Its Grade I-listed Victorian Glasshouse, Temperate House has recently reopened after being closed for 5 years and is now home to 1,500 species of rare temperature plants.
It is one of London's top tourist attractions and is a World Heritage Site.
As well as the newly renovated glasshouse, make sure to explore the Palm House, arboretum, and treetop walkway. And don't miss an expert-led guided garden tour.
One of the most famous places in London and one of the most important Gothic buildings in the country and has the medieval shrine of an Anglo-Saxon saint at its heart
The Abbey has been the coronation church since 1066 and is the f, and one of final resting place of 17 monarchs. The church we see today was begun by Henry III in 1245.
More than 3,300 people are buried and many others commemorated at Westminster Abbey.

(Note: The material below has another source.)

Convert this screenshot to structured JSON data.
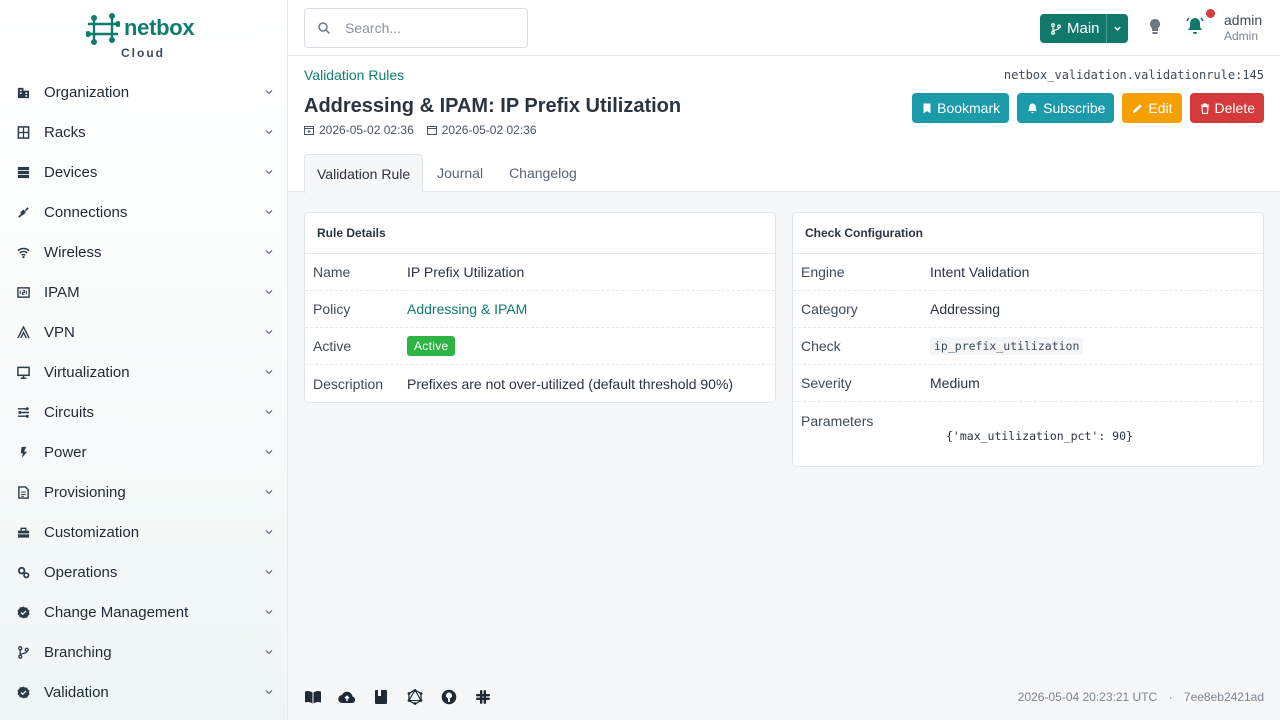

This has also been the setting for every coronation since 1066, and for many other royal occasions, including 16 weddings.
Westminster Abbey – the venue of the most famous wedding of 2011 Prince William of Wales, Duke of Cambridge & Catherine's wedding.
Did you know? Charles Dickens, Sir Isaac Newton, and Charles Darwin are among the 3,000 famous figures buried at Westminster Abbey.
Over 12,000 animals live at London Zoo, including tigers, lions, gorillas and over 100 penguins.
The zoo borders London's leafy Regents Park and is known for its enigmatic lion enclosure, but there's plenty more to do and see.
You can attend daily feeding sessions of tigers, penguins, and llamas, to name a few, and get up close and personal with rare wildlife and beautiful butterflies in the butterfly house.